Cotter filed the complaint in the instant action on February 23, 1983, seeking reinstatement to the Safety Committee. The dispute between the Fight Back Committee and Local 1-2's leadership is also the subject of a separate action before this court in Fight Back Committee v. Gallagher, 83 Civ. 8121 (S.D.N.Y.). In that action, the Honorable Robert J. Ward has issued two preliminary injunctions ordering Local 1-2's leadership to allow the Fight Back Committee to propose amendments to Local 1-2's by-laws. Cotter, by his affidavit, states that on February 27, 1984, his efforts to amend Local 1-2's by-laws were again rejected, allegedly in violation of union regulations and the LMRDA.
Cotter alleges that he was removed from the Safety Committee in retaliation for opposing Local 1-2's management and instituting legal action against Con Ed and that his removal was therefore an infringement of his rights as a union member as set out in sections 411(2) and 411(4) of the LMRDA, thus giving rise to a cause of action under section 412. Section 412(2) provides:
Every member of any labor organization shall have the right to meet and assemble freely with other members; and to express any views, arguments, or opinions; and to express at meetings of the labor organization or upon any business properly before the meeting, subject to the organization's established and reasonable rules pertaining to the conduct of meetings: Provided, That nothing herein shall be construed to impair the right of a labor organization to adopt and enforce reasonable rules as to the responsibility of every member toward the organization as an institution and to his refraining from conduct that would interfere with its performance of its legal or contractual obligations.

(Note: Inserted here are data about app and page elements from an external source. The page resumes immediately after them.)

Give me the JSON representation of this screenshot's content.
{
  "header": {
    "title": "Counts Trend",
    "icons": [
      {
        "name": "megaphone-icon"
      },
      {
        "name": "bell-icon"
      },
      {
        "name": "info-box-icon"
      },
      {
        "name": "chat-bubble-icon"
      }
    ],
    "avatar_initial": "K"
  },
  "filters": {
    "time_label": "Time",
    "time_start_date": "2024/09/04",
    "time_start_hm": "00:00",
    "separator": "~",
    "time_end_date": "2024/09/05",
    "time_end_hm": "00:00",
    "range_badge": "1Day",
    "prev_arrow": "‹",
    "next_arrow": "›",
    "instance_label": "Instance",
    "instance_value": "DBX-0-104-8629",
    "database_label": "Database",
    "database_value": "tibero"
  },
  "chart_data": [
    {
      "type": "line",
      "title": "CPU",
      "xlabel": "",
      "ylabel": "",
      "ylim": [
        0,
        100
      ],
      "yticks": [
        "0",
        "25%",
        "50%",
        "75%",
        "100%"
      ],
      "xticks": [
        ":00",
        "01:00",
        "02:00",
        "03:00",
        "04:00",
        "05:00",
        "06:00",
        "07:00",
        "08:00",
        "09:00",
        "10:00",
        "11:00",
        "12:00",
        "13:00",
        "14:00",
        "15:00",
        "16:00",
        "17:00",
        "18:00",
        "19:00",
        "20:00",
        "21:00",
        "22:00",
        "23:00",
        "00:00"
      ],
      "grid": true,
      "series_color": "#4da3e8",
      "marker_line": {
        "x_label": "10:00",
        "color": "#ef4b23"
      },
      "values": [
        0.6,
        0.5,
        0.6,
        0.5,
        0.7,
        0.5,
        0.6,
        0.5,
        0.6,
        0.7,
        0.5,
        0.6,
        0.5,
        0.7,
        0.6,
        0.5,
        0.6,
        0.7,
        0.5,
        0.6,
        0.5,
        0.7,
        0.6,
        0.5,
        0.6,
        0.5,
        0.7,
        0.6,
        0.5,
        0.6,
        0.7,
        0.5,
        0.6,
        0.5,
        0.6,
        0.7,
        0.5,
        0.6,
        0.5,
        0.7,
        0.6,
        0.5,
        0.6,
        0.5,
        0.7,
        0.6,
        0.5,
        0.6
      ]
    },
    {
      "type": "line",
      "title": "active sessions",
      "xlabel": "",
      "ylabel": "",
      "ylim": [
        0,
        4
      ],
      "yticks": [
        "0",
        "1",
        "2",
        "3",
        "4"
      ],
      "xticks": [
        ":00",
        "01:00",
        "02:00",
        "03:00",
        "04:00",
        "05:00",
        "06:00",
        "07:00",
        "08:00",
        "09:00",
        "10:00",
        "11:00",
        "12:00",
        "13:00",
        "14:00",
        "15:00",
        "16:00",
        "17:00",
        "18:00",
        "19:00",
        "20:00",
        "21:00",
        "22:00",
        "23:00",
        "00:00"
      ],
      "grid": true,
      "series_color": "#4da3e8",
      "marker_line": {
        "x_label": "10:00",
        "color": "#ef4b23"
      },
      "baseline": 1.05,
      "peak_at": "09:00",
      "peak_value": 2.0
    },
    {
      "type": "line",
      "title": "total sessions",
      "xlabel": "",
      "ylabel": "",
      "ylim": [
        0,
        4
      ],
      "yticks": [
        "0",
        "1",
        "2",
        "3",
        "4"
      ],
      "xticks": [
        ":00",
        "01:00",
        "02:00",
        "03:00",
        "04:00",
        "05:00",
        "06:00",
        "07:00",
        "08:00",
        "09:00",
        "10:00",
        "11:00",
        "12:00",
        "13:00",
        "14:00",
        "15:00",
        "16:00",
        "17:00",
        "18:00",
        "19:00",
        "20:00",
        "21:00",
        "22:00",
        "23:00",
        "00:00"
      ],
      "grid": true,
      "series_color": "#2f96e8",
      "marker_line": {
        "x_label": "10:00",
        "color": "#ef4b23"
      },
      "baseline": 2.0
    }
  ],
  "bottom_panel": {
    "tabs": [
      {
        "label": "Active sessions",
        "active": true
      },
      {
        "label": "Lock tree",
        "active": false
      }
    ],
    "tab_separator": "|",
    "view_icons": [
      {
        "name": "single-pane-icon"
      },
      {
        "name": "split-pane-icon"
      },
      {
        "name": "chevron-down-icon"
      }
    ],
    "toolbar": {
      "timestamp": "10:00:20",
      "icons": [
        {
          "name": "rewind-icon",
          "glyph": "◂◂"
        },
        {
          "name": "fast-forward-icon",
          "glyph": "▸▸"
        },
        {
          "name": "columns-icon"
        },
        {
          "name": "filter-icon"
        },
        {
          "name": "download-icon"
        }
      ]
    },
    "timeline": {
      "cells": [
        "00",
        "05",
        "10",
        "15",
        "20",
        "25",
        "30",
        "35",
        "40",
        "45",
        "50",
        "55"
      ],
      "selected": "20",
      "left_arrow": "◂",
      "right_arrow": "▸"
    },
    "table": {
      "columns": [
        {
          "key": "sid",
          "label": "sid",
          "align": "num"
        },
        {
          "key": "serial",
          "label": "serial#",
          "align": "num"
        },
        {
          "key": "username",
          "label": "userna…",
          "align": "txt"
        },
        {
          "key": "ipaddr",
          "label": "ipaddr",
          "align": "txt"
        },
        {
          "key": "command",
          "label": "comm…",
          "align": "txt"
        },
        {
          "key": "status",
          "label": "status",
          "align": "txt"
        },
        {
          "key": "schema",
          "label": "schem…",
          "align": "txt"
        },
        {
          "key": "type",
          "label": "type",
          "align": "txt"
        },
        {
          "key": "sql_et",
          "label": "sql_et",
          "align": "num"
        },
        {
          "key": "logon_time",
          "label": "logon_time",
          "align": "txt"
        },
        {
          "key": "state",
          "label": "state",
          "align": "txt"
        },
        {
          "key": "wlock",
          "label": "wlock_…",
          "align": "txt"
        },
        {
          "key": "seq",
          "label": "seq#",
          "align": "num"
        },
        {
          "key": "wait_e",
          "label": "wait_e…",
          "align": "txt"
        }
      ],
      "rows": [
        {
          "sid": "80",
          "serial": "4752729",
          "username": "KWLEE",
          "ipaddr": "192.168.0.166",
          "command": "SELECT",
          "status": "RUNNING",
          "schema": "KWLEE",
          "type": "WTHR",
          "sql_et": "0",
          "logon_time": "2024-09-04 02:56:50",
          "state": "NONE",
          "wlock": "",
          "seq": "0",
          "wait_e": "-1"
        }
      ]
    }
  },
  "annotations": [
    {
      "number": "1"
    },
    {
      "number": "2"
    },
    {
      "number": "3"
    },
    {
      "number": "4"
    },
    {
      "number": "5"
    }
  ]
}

No labor organization shall limit the right of any member thereof to institute an action in any court, or in a proceeding before any administrative agency irrespective of whether or not the labor organization or its officers are named as defendants or respondents in such action or proceeding, or the right of any member of a labor organization to appear as a witness in any judicial, administrative, or legislative proceeding, or to petition any legislature or to communicate with any legislator: Provided, That any such member may be required to exhaust reasonable hearing procedures (but not to exceed a four-month lapse of time) within such organization, before instituting legal or administrative procedings against such organizations or any officer thereof: And provided further, That no interested employer or employer association shall directly or indirectly finance, encourage, or participate in, except as a party, any such action, proceding, appearance, or petition.
In support of their motion for summary judgment, defendants argue that the record demonstrates that Cotter's removal from the Safety Committee was not retaliatory. As noted above, defendants contend that Cotter was removed from the Safety Committee shortly after Con Ed terminated him in January 1981, since Cotter would no longer be at Indian Point and consequently could not fulfill his responsibilities as a Safety Committee member. Alternatively, defendants contend that even assuming arguendo that Cotter's discharge was retaliatory, such an action ...